To Your Health
July, 2019 (Vol. 13, Issue 07)
Are Weights Better Than Aerobic Exercise for Heart Health?
By Editorial Staff
Weight training and aerobic exercise are two important components of a well-rounded fitness plan, and evidence suggests both can help facilitate weight loss: one by burning calories (aerobic exercise) and the other by increasing lean muscle. But which is better for heart health? While exercise in general reduces cardiovascular disease risk, weights appear to be superior when it comes to reducing a specific type of heart fat.
Pericardial adipose tissue can be a particularly dangerous type of visceral fat because of its location. However, research in JAMA Cardiology concludes that obese patients who lift weights reduce this type of fat, while patients who perform aerobic exercise do not. Both types of exercise appear to reduce another type of heart fat (epicardial adipose tissue) that is also associated with cardiovascular disease.
In the study, researchers assigned obese, sedentary adults to one of two programs: aerobic exercise or weight training. A third group served as controls and had no change in activity.
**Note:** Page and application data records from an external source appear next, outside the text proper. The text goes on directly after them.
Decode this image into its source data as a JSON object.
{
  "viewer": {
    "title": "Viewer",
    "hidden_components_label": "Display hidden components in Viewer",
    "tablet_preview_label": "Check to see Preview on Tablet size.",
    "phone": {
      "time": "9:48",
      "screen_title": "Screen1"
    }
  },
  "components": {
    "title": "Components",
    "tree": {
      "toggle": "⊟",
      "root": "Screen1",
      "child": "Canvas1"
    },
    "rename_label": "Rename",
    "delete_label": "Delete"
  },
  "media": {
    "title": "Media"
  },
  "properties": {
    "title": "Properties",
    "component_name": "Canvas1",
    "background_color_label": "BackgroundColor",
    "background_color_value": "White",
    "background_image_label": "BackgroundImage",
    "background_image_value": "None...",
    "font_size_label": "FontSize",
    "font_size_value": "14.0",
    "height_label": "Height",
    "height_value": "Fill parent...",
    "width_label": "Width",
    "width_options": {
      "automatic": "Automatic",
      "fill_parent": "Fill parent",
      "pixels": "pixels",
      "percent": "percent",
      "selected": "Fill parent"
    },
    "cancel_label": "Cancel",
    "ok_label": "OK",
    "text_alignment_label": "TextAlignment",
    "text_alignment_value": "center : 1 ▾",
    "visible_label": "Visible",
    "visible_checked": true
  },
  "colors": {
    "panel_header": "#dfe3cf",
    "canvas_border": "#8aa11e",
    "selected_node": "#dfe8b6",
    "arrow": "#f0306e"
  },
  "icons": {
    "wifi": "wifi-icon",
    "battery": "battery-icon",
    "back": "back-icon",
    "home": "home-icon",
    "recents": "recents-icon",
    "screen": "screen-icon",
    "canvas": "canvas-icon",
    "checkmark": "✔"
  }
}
All adults were deemed free of heart disease, diabetes or atrial fibrillation at the start of the study, and each received an MRI scan of the heart before and after the three-month program to assess heart fat.
While both types of training reduced epicardial adipose fat compared to not exercising, weight training reduced pericardial adipose fat by 31 percent compared to not exercise.